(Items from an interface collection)

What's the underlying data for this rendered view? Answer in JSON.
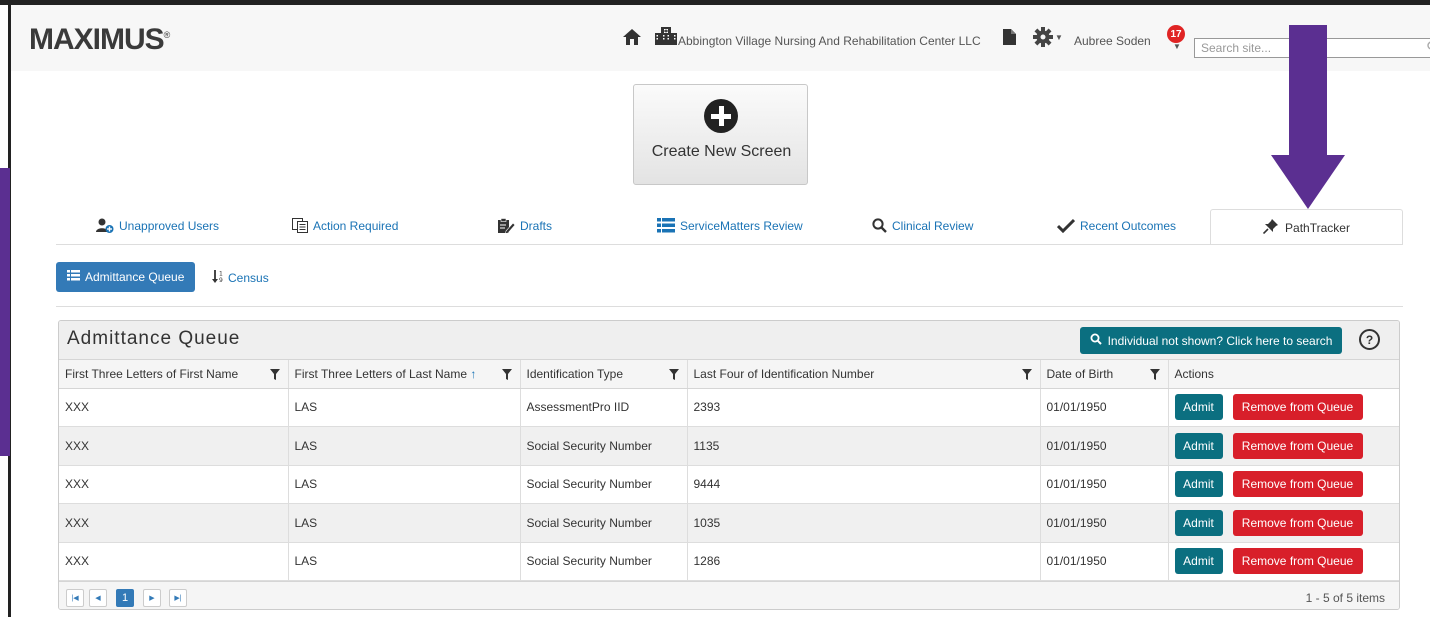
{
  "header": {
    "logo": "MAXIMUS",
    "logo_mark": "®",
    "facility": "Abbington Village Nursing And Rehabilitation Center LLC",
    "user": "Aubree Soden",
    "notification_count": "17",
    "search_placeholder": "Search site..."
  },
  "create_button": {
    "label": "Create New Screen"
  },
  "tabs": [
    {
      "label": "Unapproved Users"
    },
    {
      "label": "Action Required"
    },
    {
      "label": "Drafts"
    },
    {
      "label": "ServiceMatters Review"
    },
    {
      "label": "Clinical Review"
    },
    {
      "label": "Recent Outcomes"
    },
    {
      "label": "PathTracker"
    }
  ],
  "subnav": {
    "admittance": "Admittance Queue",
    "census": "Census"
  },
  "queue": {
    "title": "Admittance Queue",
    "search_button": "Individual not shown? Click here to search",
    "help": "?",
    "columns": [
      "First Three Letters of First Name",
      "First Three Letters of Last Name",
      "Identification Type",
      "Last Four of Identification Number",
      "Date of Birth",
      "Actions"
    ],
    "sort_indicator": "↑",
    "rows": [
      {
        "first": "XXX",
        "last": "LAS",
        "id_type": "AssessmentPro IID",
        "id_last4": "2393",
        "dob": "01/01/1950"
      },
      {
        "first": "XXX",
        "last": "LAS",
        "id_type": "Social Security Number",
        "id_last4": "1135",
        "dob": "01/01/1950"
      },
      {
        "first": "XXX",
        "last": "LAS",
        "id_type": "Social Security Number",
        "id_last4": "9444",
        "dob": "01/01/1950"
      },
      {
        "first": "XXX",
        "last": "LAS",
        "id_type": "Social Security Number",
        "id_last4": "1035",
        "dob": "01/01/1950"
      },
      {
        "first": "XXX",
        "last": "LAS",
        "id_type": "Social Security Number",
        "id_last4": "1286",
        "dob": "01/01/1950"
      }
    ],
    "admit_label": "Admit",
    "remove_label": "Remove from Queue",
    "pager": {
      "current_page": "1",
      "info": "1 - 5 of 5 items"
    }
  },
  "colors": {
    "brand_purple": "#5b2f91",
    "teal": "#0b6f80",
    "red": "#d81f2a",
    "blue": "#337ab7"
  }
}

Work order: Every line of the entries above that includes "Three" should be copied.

Response:
      "First Three Letters of First Name",
      "First Three Letters of Last Name",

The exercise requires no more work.